Mobile phones have become part of the fabric of our society, with many people rarely allowing their prized possession further than an arm's reach. According to the PewResearch Internet Project, 99 percent of American adults have a cell phone, with 58 percent owning a smartphone that dramatically extends their connectivity.
This reality is allowing organizations to leverage mobile to expand the ways they can connect with their customers and prospects without any geographical or time restrictions. Independence Blue Cross, a provider of health insurance in the Greater Pennsylvania marketplace, recognized the enormous opportunity provided by the prevalence of mobile phones. "We want to meet customers' needs wherever they are," stresses Paula Sunshine, the insurer's vice president for sales and marketing and consumer business. "We want to be able to go to them rather than wait for them to come to us."
And Independence's customers had been expressing their need for increased mobile connectivity. In fact, Sunshine notes that 60 percent of customers were accessing the insurer's website through their smartphones. "They want to engage with us over mobile," she says.
Committed to be where their customers are, Independence's business leaders started looking for a solution that facilitates mobile interactions within a safe environment. The aim was to provide customers with a way to communicate with Independence Blue Cross in the same easy way people communicate with their family and friends. But the insurer wanted to make sure it wasn't overloading customers with too many communications that lead to alienation and potential opt-out. After researching the market, last year Independence implemented technology by Relay to create IBX Wire, a system that allows for private and personalized messages on a mobile device.
One important decision following the implementation of the Relay platform was to ensure that the insurer wasn't pushing itself on customers. Instead, through the Relay platform, Independence sent its customers an invite to connect over mobile. Sunshine explains that when customers receive their new health insurance ID card, they are asked to call a toll-free number to confirm receipt, and Independence identified this interaction as a great opportunity to invite customers to connect over mobile. More than 70 percent of members do make the call and Sunshine notes that 30 percent of callers have been receptive to the invite.
Independence also wanted to make sure that customers remained in control of the frequency of communications. Sunshine explains that the tool allows members to set their own preferences, for example determining when they want to receive messages. This flexibility has worked: Out of the 200,000 people who connected to the IBX Wire, none have opted out.
Once a customer has accepted the mobile invitation, Independence can start communicating with them over the channel. Sunshine stresses that this is done in compliance with the Health Insurance Portability and Accountability Act (HIPPA) that protects individually identifiable information. The channel has proven to be a powerful means of communication and Independence has experienced impressive results. For example, a reminder to take the influenza vaccine was opened by 54 percent of recipients and more than 70 percent of those who opened it responded as to whether they had already taken the shot. This data provided Independence with yet another opportunity to interact with customers and Sunshine explains that those who hadn't yet taken the vaccine were sent information about how to go about getting the shot.

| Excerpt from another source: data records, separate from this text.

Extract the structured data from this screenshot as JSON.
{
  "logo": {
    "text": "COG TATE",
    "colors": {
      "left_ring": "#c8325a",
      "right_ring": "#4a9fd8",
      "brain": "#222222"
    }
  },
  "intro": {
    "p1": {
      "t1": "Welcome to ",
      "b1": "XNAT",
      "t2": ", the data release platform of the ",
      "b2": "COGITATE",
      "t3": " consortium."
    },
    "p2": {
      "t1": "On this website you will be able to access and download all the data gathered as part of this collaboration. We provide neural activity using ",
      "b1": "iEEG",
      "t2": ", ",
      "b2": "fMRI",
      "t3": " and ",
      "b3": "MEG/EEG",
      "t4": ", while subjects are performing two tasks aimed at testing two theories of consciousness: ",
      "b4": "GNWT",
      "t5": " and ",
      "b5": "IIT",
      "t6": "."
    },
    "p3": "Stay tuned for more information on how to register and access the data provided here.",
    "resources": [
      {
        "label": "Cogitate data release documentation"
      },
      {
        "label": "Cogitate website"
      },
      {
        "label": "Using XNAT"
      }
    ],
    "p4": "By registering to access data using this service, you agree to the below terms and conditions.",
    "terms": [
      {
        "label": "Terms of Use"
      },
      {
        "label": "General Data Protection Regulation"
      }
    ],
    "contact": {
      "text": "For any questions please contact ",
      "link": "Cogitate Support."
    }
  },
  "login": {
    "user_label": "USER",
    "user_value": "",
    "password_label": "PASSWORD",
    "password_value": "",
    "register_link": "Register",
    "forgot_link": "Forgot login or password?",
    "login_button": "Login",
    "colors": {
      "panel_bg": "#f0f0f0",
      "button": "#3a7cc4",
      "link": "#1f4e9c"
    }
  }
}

The next stage is to make sure that the messaging is individually relevant. For example, a member who has just filled a prescription with a brand name medication might be sent information about a less expensive alternative. And a member who visited an emergency room for a medical issue that could have easily been handled by an Urgent Care clinic will be sent information meant to educate him and help him make a different decision in the future. "We are focusing on tailored messaging," Sunshine explains.
Independence is also using the IBX Wire to give information to prospects. When the insurer visited communities to educate customers about the Affordable Care Act, it identified smartphones as a great way to send the messaging. "While many had never had insurance before and [weren't knowledgeable,] they had smartphones," Sunshine says. The insurer worked with Relay to develop an application that allows it to push content to customers. Calls to the contact center from customers who expressed interest in buying Independence's insurance were intercepted and told that they could receive information on their phones. "This allowed us to divert calls from the contact center, giving agents more time to address complicated questions," Sunshine notes.
Sunshine describes the platform as "a lifesaver" during the contact center's busiest times. She explains that while Independence wanted to provide callers with the opportunity to talk to an agent at a predetermined time that was convenient for them, the contact center was too busy to be able to schedule call backs. However, the insurer was able to use IBX Wire to send a reminder to call the contact center and was able to prioritize prescheduled calls.
Independence plans to continue extending its mobile capabilities and is working on a chat-like functionality that allows for members to communicate with an agent securely through their phones. Also in progress are plans to use IBX Wire to connect members directly with healthcare providers through three-way conversations. "We can only be limited by our imagination since we have a secure channel and can communicate with members as frequently as they want," Sunshine notes.